When you come to a picture, pass over it, and set down the entries below exactly.

Stored dataset items
BEGIN

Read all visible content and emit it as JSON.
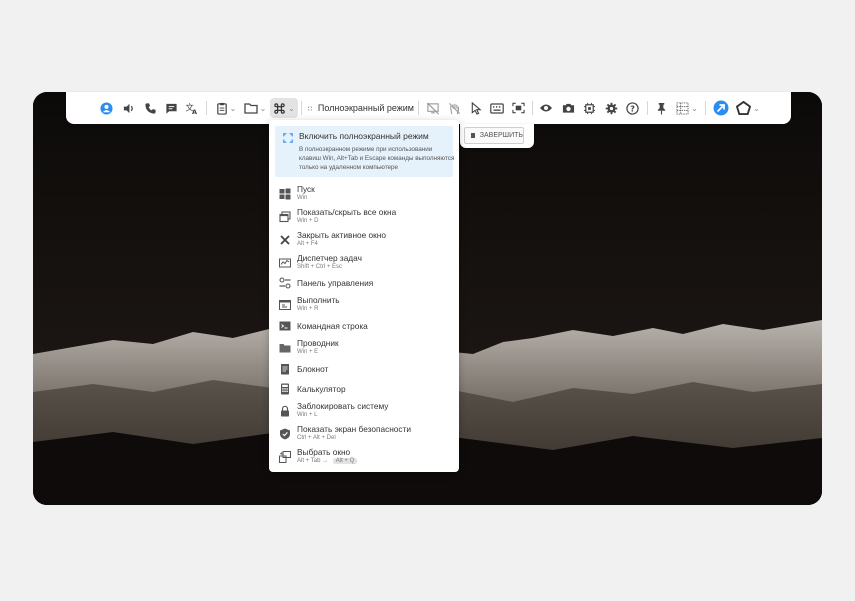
{
  "toolbar": {
    "fullscreen_label": "Полноэкранный режим",
    "icons": [
      "user-icon",
      "volume-icon",
      "phone-icon",
      "chat-icon",
      "translate-icon",
      "clipboard-icon",
      "folder-icon",
      "command-icon",
      "fullscreen-icon",
      "screen-off-icon",
      "hand-off-icon",
      "pointer-icon",
      "keyboard-icon",
      "screenshot-frame-icon",
      "eye-icon",
      "camera-icon",
      "chip-icon",
      "gear-icon",
      "help-icon",
      "pin-icon",
      "grid-icon",
      "logo-icon",
      "pentagon-icon"
    ]
  },
  "finish_button": {
    "label": "ЗАВЕРШИТЬ"
  },
  "menu": {
    "fullscreen": {
      "title": "Включить полноэкранный режим",
      "description": "В полноэкранном режиме при использовании клавиш Win, Alt+Tab и Escape команды выполняются только на удаленном компьютере"
    },
    "items": [
      {
        "label": "Пуск",
        "shortcut": "Win",
        "icon": "windows-icon"
      },
      {
        "label": "Показать/скрыть все окна",
        "shortcut": "Win + D",
        "icon": "windows-stack-icon"
      },
      {
        "label": "Закрыть активное окно",
        "shortcut": "Alt + F4",
        "icon": "close-icon"
      },
      {
        "label": "Диспетчер задач",
        "shortcut": "Shift + Ctrl + Esc",
        "icon": "task-manager-icon"
      },
      {
        "label": "Панель управления",
        "shortcut": "",
        "icon": "control-panel-icon"
      },
      {
        "label": "Выполнить",
        "shortcut": "Win + R",
        "icon": "run-icon"
      },
      {
        "label": "Командная строка",
        "shortcut": "",
        "icon": "terminal-icon"
      },
      {
        "label": "Проводник",
        "shortcut": "Win + E",
        "icon": "explorer-folder-icon"
      },
      {
        "label": "Блокнот",
        "shortcut": "",
        "icon": "notepad-icon"
      },
      {
        "label": "Калькулятор",
        "shortcut": "",
        "icon": "calculator-icon"
      },
      {
        "label": "Заблокировать систему",
        "shortcut": "Win + L",
        "icon": "lock-icon"
      },
      {
        "label": "Показать экран безопасности",
        "shortcut": "Ctrl + Alt + Del",
        "icon": "shield-icon"
      },
      {
        "label": "Выбрать окно",
        "shortcut": "Alt + Tab",
        "shortcut_alt": "Alt + Q",
        "icon": "switch-window-icon"
      }
    ]
  },
  "colors": {
    "accent": "#2d8cf0",
    "highlight": "#e6f2fb",
    "desktop": "#100d0c"
  }
}
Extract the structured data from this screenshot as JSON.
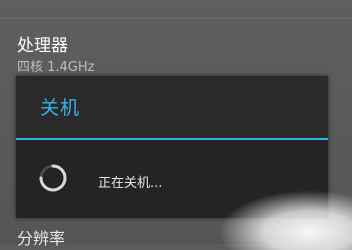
{
  "settings": {
    "processor": {
      "title": "处理器",
      "value": "四核 1.4GHz"
    },
    "resolution": {
      "title": "分辨率"
    }
  },
  "dialog": {
    "title": "关机",
    "message": "正在关机...",
    "accent_color": "#33b5e5"
  }
}
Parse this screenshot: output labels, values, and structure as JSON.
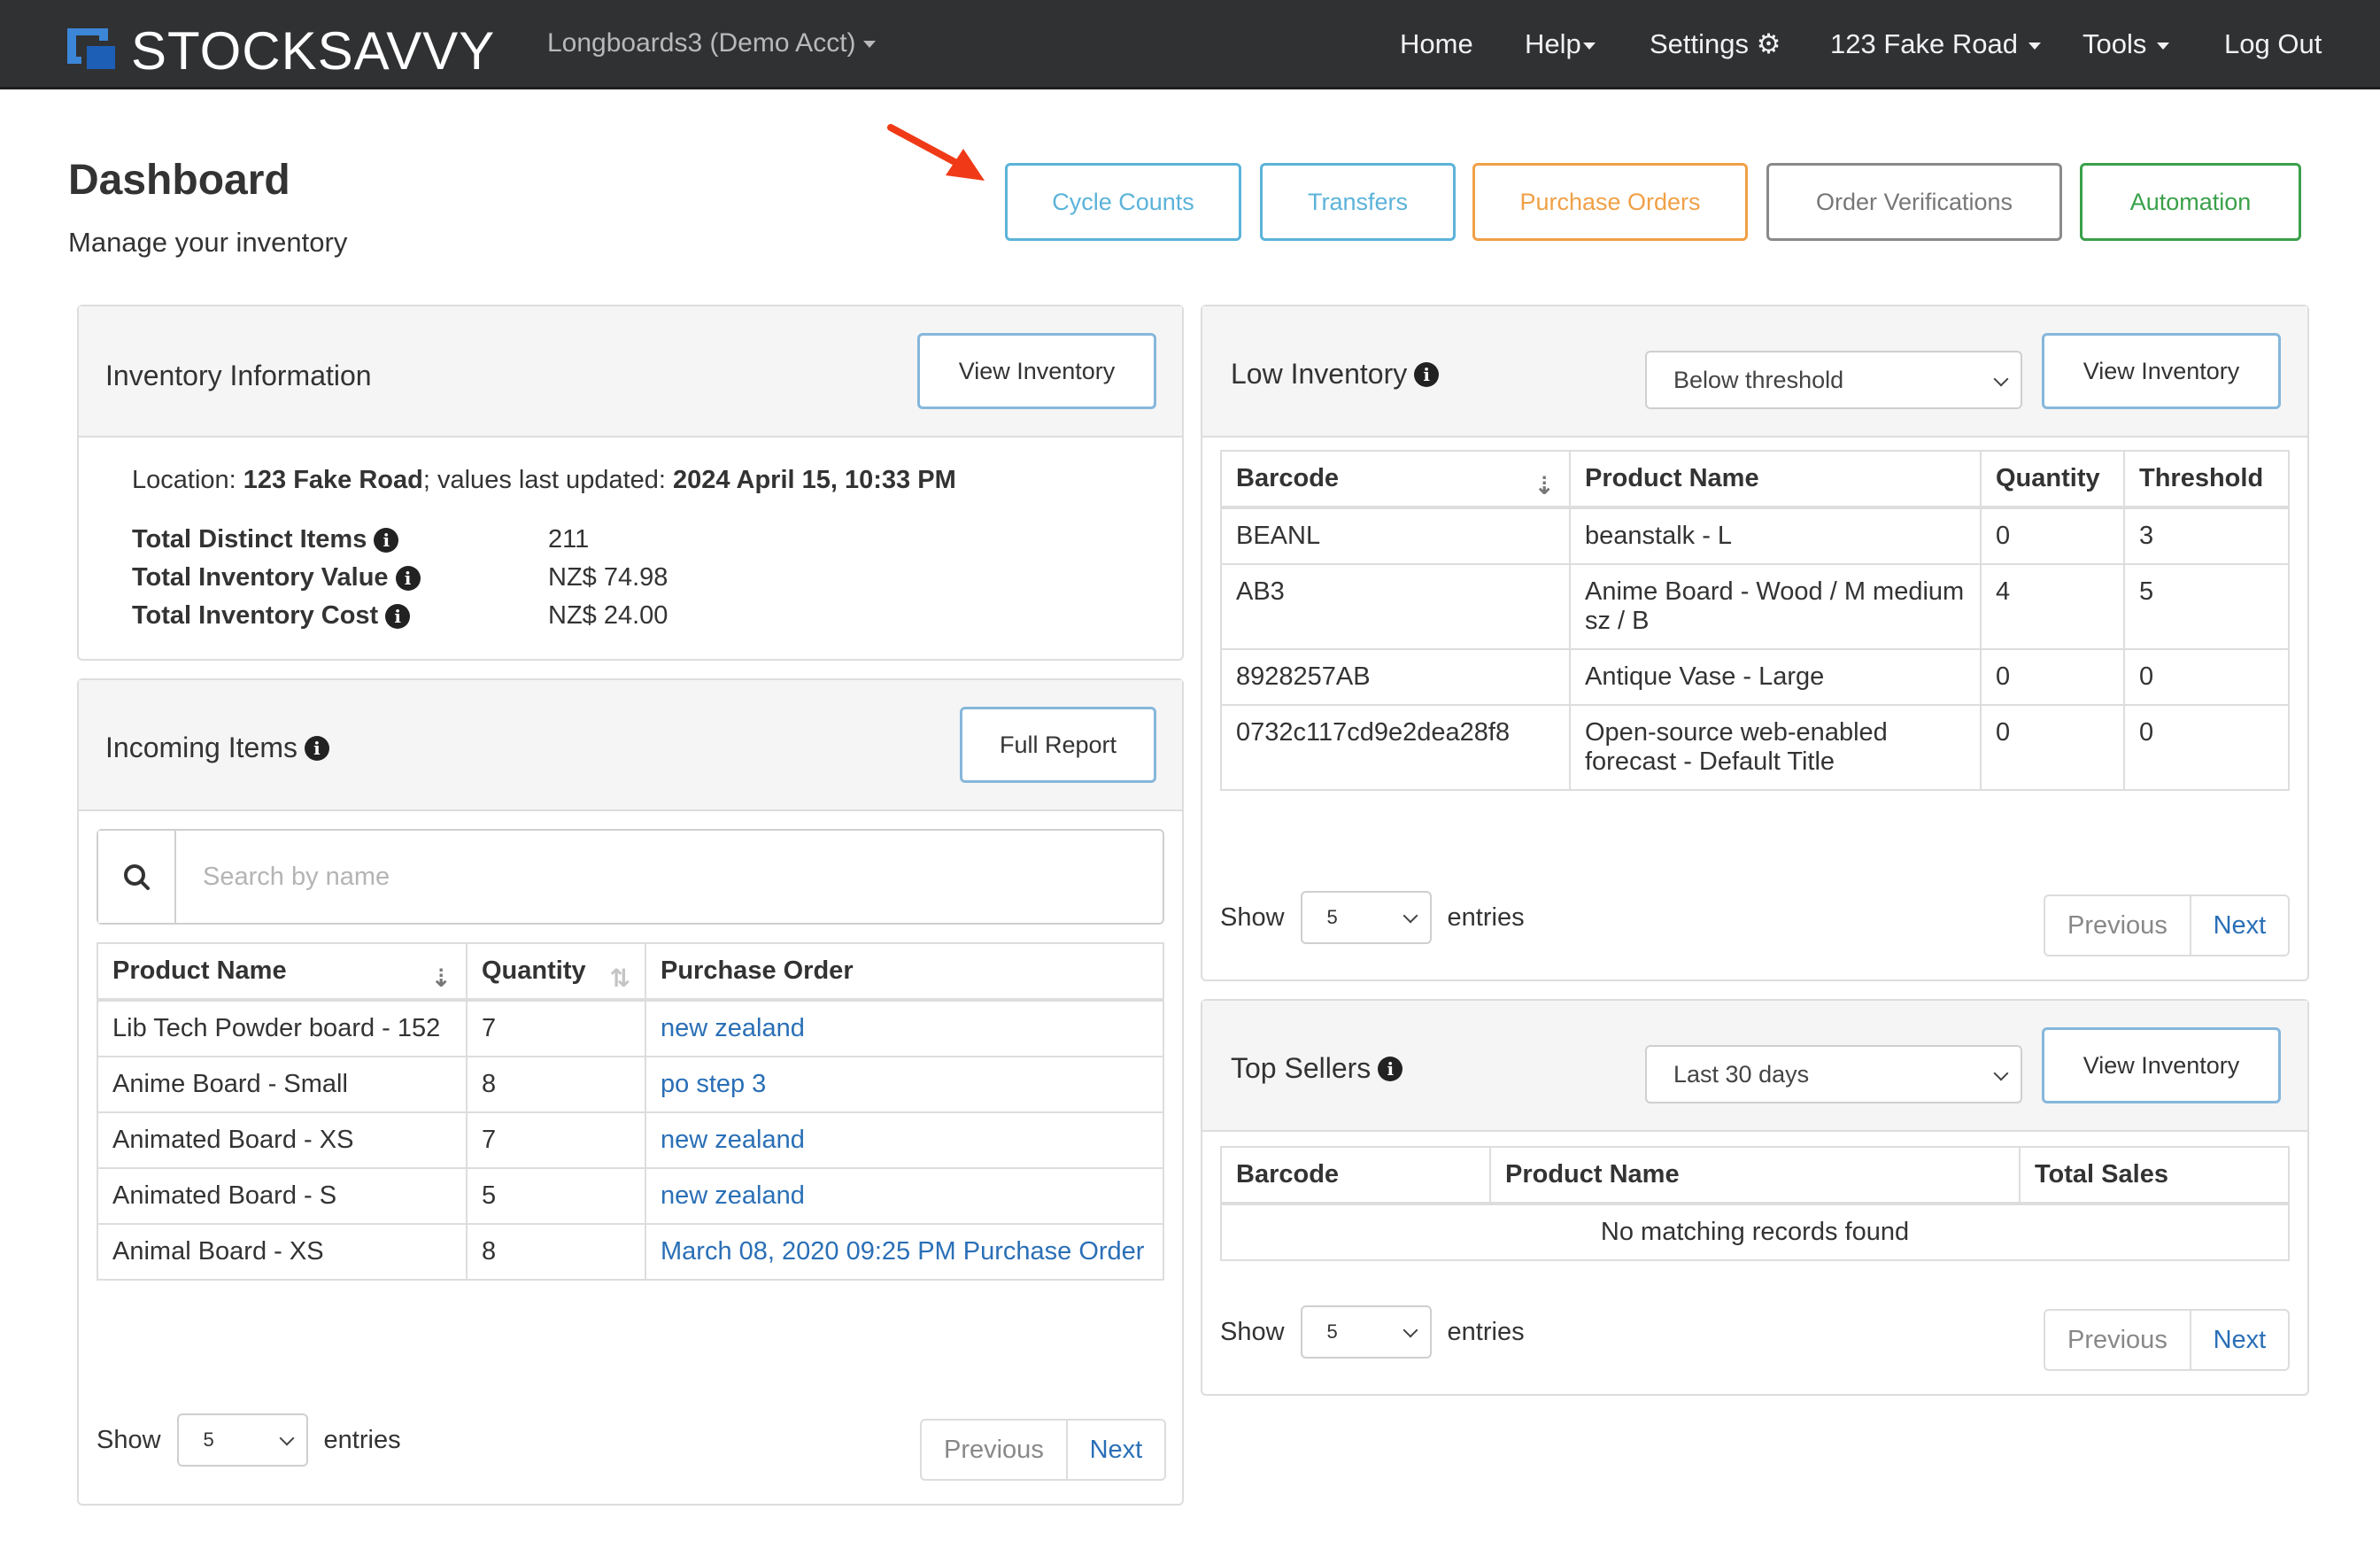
{
  "navbar": {
    "brand": "STOCKSAVVY",
    "account": "Longboards3 (Demo Acct)",
    "items": {
      "home": "Home",
      "help": "Help",
      "settings": "Settings",
      "location": "123 Fake Road",
      "tools": "Tools",
      "logout": "Log Out"
    }
  },
  "header": {
    "title": "Dashboard",
    "subtitle": "Manage your inventory",
    "buttons": {
      "cycle_counts": "Cycle Counts",
      "transfers": "Transfers",
      "purchase_orders": "Purchase Orders",
      "order_verifications": "Order Verifications",
      "automation": "Automation"
    },
    "colors": {
      "cycle_counts": "#5bb3d9",
      "transfers": "#5bb3d9",
      "purchase_orders": "#f0a046",
      "order_verifications": "#8a8a8a",
      "automation": "#3aa04a",
      "arrow": "#f03a17"
    }
  },
  "inventory_info": {
    "title": "Inventory Information",
    "button": "View Inventory",
    "location_prefix": "Location: ",
    "location": "123 Fake Road",
    "updated_prefix": "; values last updated: ",
    "updated": "2024 April 15, 10:33 PM",
    "stats": [
      {
        "label": "Total Distinct Items",
        "value": "211"
      },
      {
        "label": "Total Inventory Value",
        "value": "NZ$ 74.98"
      },
      {
        "label": "Total Inventory Cost",
        "value": "NZ$ 24.00"
      }
    ]
  },
  "incoming": {
    "title": "Incoming Items",
    "button": "Full Report",
    "search_placeholder": "Search by name",
    "columns": [
      "Product Name",
      "Quantity",
      "Purchase Order"
    ],
    "rows": [
      {
        "product": "Lib Tech Powder board - 152",
        "qty": "7",
        "po": "new zealand"
      },
      {
        "product": "Anime Board - Small",
        "qty": "8",
        "po": "po step 3"
      },
      {
        "product": "Animated Board - XS",
        "qty": "7",
        "po": "new zealand"
      },
      {
        "product": "Animated Board - S",
        "qty": "5",
        "po": "new zealand"
      },
      {
        "product": "Animal Board - XS",
        "qty": "8",
        "po": "March 08, 2020 09:25 PM Purchase Order"
      }
    ],
    "show": "Show",
    "length": "5",
    "entries": "entries",
    "previous": "Previous",
    "next": "Next"
  },
  "low_inventory": {
    "title": "Low Inventory",
    "filter": "Below threshold",
    "button": "View Inventory",
    "columns": [
      "Barcode",
      "Product Name",
      "Quantity",
      "Threshold"
    ],
    "rows": [
      {
        "barcode": "BEANL",
        "product": "beanstalk - L",
        "qty": "0",
        "threshold": "3"
      },
      {
        "barcode": "AB3",
        "product": "Anime Board - Wood / M medium sz / B",
        "qty": "4",
        "threshold": "5"
      },
      {
        "barcode": "8928257AB",
        "product": "Antique Vase - Large",
        "qty": "0",
        "threshold": "0"
      },
      {
        "barcode": "0732c117cd9e2dea28f8",
        "product": "Open-source web-enabled forecast - Default Title",
        "qty": "0",
        "threshold": "0"
      }
    ],
    "show": "Show",
    "length": "5",
    "entries": "entries",
    "previous": "Previous",
    "next": "Next"
  },
  "top_sellers": {
    "title": "Top Sellers",
    "filter": "Last 30 days",
    "button": "View Inventory",
    "columns": [
      "Barcode",
      "Product Name",
      "Total Sales"
    ],
    "empty": "No matching records found",
    "show": "Show",
    "length": "5",
    "entries": "entries",
    "previous": "Previous",
    "next": "Next"
  }
}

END

• EXERCISE RESPONSE:
Read all visible content and emit it as JSON.
{
  "toolbar": {
    "fullscreen_label": "Полноэкранный режим",
    "icons": [
      "user-icon",
      "volume-icon",
      "phone-icon",
      "chat-icon",
      "translate-icon",
      "clipboard-icon",
      "folder-icon",
      "command-icon",
      "fullscreen-icon",
      "screen-off-icon",
      "hand-off-icon",
      "pointer-icon",
      "keyboard-icon",
      "screenshot-frame-icon",
      "eye-icon",
      "camera-icon",
      "chip-icon",
      "gear-icon",
      "help-icon",
      "pin-icon",
      "grid-icon",
      "logo-icon",
      "pentagon-icon"
    ]
  },
  "finish_button": {
    "label": "ЗАВЕРШИТЬ"
  },
  "menu": {
    "fullscreen": {
      "title": "Включить полноэкранный режим",
      "description": "В полноэкранном режиме при использовании клавиш Win, Alt+Tab и Escape команды выполняются только на удаленном компьютере"
    },
    "items": [
      {
        "label": "Пуск",
        "shortcut": "Win",
        "icon": "windows-icon"
      },
      {
        "label": "Показать/скрыть все окна",
        "shortcut": "Win + D",
        "icon": "windows-stack-icon"
      },
      {
        "label": "Закрыть активное окно",
        "shortcut": "Alt + F4",
        "icon": "close-icon"
      },
      {
        "label": "Диспетчер задач",
        "shortcut": "Shift + Ctrl + Esc",
        "icon": "task-manager-icon"
      },
      {
        "label": "Панель управления",
        "shortcut": "",
        "icon": "control-panel-icon"
      },
      {
        "label": "Выполнить",
        "shortcut": "Win + R",
        "icon": "run-icon"
      },
      {
        "label": "Командная строка",
        "shortcut": "",
        "icon": "terminal-icon"
      },
      {
        "label": "Проводник",
        "shortcut": "Win + E",
        "icon": "explorer-folder-icon"
      },
      {
        "label": "Блокнот",
        "shortcut": "",
        "icon": "notepad-icon"
      },
      {
        "label": "Калькулятор",
        "shortcut": "",
        "icon": "calculator-icon"
      },
      {
        "label": "Заблокировать систему",
        "shortcut": "Win + L",
        "icon": "lock-icon"
      },
      {
        "label": "Показать экран безопасности",
        "shortcut": "Ctrl + Alt + Del",
        "icon": "shield-icon"
      },
      {
        "label": "Выбрать окно",
        "shortcut": "Alt + Tab",
        "shortcut_alt": "Alt + Q",
        "icon": "switch-window-icon"
      }
    ]
  },
  "colors": {
    "accent": "#2d8cf0",
    "highlight": "#e6f2fb",
    "desktop": "#100d0c"
  }
}
Extract the structured data from this screenshot as JSON.
{
  "settings": {
    "processor": {
      "title": "处理器",
      "value": "四核 1.4GHz"
    },
    "resolution": {
      "title": "分辨率"
    }
  },
  "dialog": {
    "title": "关机",
    "message": "正在关机...",
    "accent_color": "#33b5e5"
  }
}
Parse this screenshot: output labels, values, and structure as JSON.
{
  "navbar": {
    "brand": "STOCKSAVVY",
    "account": "Longboards3 (Demo Acct)",
    "items": {
      "home": "Home",
      "help": "Help",
      "settings": "Settings",
      "location": "123 Fake Road",
      "tools": "Tools",
      "logout": "Log Out"
    }
  },
  "header": {
    "title": "Dashboard",
    "subtitle": "Manage your inventory",
    "buttons": {
      "cycle_counts": "Cycle Counts",
      "transfers": "Transfers",
      "purchase_orders": "Purchase Orders",
      "order_verifications": "Order Verifications",
      "automation": "Automation"
    },
    "colors": {
      "cycle_counts": "#5bb3d9",
      "transfers": "#5bb3d9",
      "purchase_orders": "#f0a046",
      "order_verifications": "#8a8a8a",
      "automation": "#3aa04a",
      "arrow": "#f03a17"
    }
  },
  "inventory_info": {
    "title": "Inventory Information",
    "button": "View Inventory",
    "location_prefix": "Location: ",
    "location": "123 Fake Road",
    "updated_prefix": "; values last updated: ",
    "updated": "2024 April 15, 10:33 PM",
    "stats": [
      {
        "label": "Total Distinct Items",
        "value": "211"
      },
      {
        "label": "Total Inventory Value",
        "value": "NZ$ 74.98"
      },
      {
        "label": "Total Inventory Cost",
        "value": "NZ$ 24.00"
      }
    ]
  },
  "incoming": {
    "title": "Incoming Items",
    "button": "Full Report",
    "search_placeholder": "Search by name",
    "columns": [
      "Product Name",
      "Quantity",
      "Purchase Order"
    ],
    "rows": [
      {
        "product": "Lib Tech Powder board - 152",
        "qty": "7",
        "po": "new zealand"
      },
      {
        "product": "Anime Board - Small",
        "qty": "8",
        "po": "po step 3"
      },
      {
        "product": "Animated Board - XS",
        "qty": "7",
        "po": "new zealand"
      },
      {
        "product": "Animated Board - S",
        "qty": "5",
        "po": "new zealand"
      },
      {
        "product": "Animal Board - XS",
        "qty": "8",
        "po": "March 08, 2020 09:25 PM Purchase Order"
      }
    ],
    "show": "Show",
    "length": "5",
    "entries": "entries",
    "previous": "Previous",
    "next": "Next"
  },
  "low_inventory": {
    "title": "Low Inventory",
    "filter": "Below threshold",
    "button": "View Inventory",
    "columns": [
      "Barcode",
      "Product Name",
      "Quantity",
      "Threshold"
    ],
    "rows": [
      {
        "barcode": "BEANL",
        "product": "beanstalk - L",
        "qty": "0",
        "threshold": "3"
      },
      {
        "barcode": "AB3",
        "product": "Anime Board - Wood / M medium sz / B",
        "qty": "4",
        "threshold": "5"
      },
      {
        "barcode": "8928257AB",
        "product": "Antique Vase - Large",
        "qty": "0",
        "threshold": "0"
      },
      {
        "barcode": "0732c117cd9e2dea28f8",
        "product": "Open-source web-enabled forecast - Default Title",
        "qty": "0",
        "threshold": "0"
      }
    ],
    "show": "Show",
    "length": "5",
    "entries": "entries",
    "previous": "Previous",
    "next": "Next"
  },
  "top_sellers": {
    "title": "Top Sellers",
    "filter": "Last 30 days",
    "button": "View Inventory",
    "columns": [
      "Barcode",
      "Product Name",
      "Total Sales"
    ],
    "empty": "No matching records found",
    "show": "Show",
    "length": "5",
    "entries": "entries",
    "previous": "Previous",
    "next": "Next"
  }
}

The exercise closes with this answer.